Copper Queens to be based in Hamilton for FIFA World Cup

FIFA has confirmed Team Base Camps for the already qualified 29 teams for the FIFA Women’s World Cup Australia & New Zealand 2023™.


Zambia who are in Group C alongside Spain, Japan and Costa Rica will be based in Hamilton where they will play two matches.

The Copper Queens will play Japan on July 22 and Costa Rica on July 31 against Japan and Costa Rica at Waikato Stadium.

The other match against Spain on July 26 will be at the iconic Eden Park Stadium in Auckland.

Zambia will have Kirikirikoa as their training camp in Hamilton.

For the first time in FIFA Women’s World Cup™ history, competing countries will use dedicated Team Base Camps in next year’s tournament. A Team Base Camp (TBC) is the “home away from home” for teams and includes a training site and accommodation.

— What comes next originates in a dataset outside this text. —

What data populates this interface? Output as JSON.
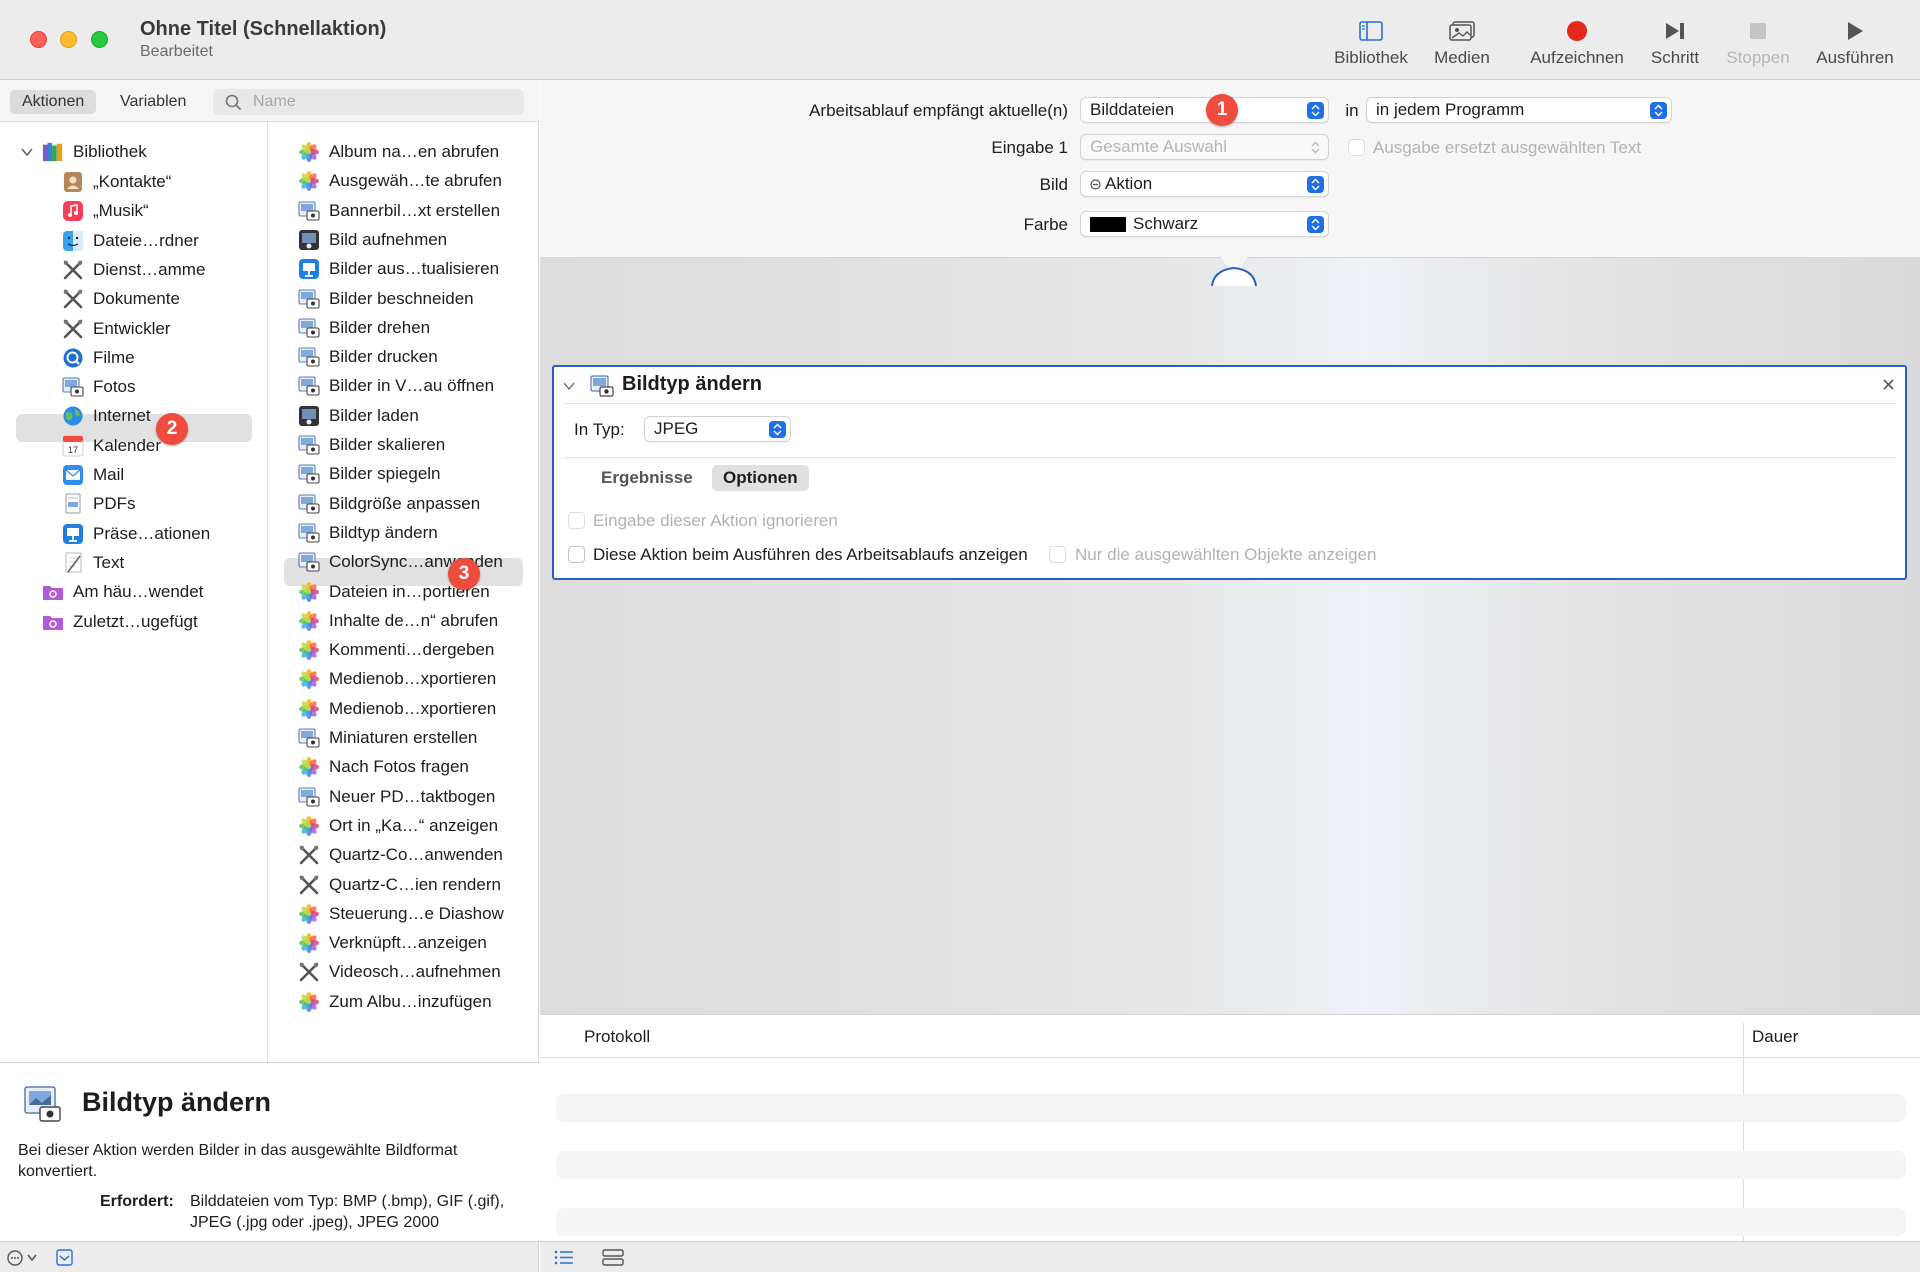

In Australia, 14 TBCs have been confirmed across five Host Cities and two regional centres for the 14 qualified teams that will play group matches in Australia.

In Aotearoa New Zealand, 15 TBCs have been confirmed across four Host Cities and three regional centres for the 15 qualified teams that will play group matches in Aotearoa New Zealand.

The three teams that qualify for the FIFA Women’s World Cup Australia & New Zealand 2023 via the Play-Off Tournament in February 2023 will select their TBC after qualification.

Following the draw for the tournament in Auckland/Tāmaki Makaurau on 22 October, the 29 qualified teams visited the short-listed TBC sites in the country where they were drawn to play their group matches and then submitted their preferred TBC options to FIFA. Following each team’s selections, FIFA confirmed the TBCs for the 29 qualified nations.

FIFA Chief Women’s Football Officer Sarai Bareman said that the addition of TBCs at the FIFA Women’s World Cup for the first time will ensure that teams and players are provided with the best possible platform to perform at their peak.

“Our mission for the FIFA Women’s World Cup 2023 is to go ‘Beyond Greatness’, and to do that we must provide elite environments for the 32 teams to train, rest and recover,” Bareman said.

“With great support from our Host Countries, Governments, and the Host Cities, FIFA will provide each team with the best training and preparation environment possible, enabling them to focus on their performances at the tournament while at the same time offering them the chance to connect with people and communities where they are based.”

“FIFA is committed to enhancing the standards and conditions for teams at each FIFA Women’s World Cup, and the introduction of dedicated Team Base Camps is a clear demonstration of that commitment and our drive to grow and develop women’s football.”

The selection of TBCs in Tauranga, Palmerston North/Te Papa-i-Oea and Christchurch/Ōtautahi in Aotearoa New Zealand, as well as Central Coast/Darkinyung and Moreton Bay/Kabi Kabi in Australia means that seven teams will be based outside of tournament Host Cities, expanding the reach and impact of the FIFA Women’s World Cup 2023 beyond major metropolitan areas.


Related Articles

Leave a reply

Please enter your comment!
Please enter your name here

Stay Connected

- Advertisement -spot_imgspot_imgspot_imgspot_img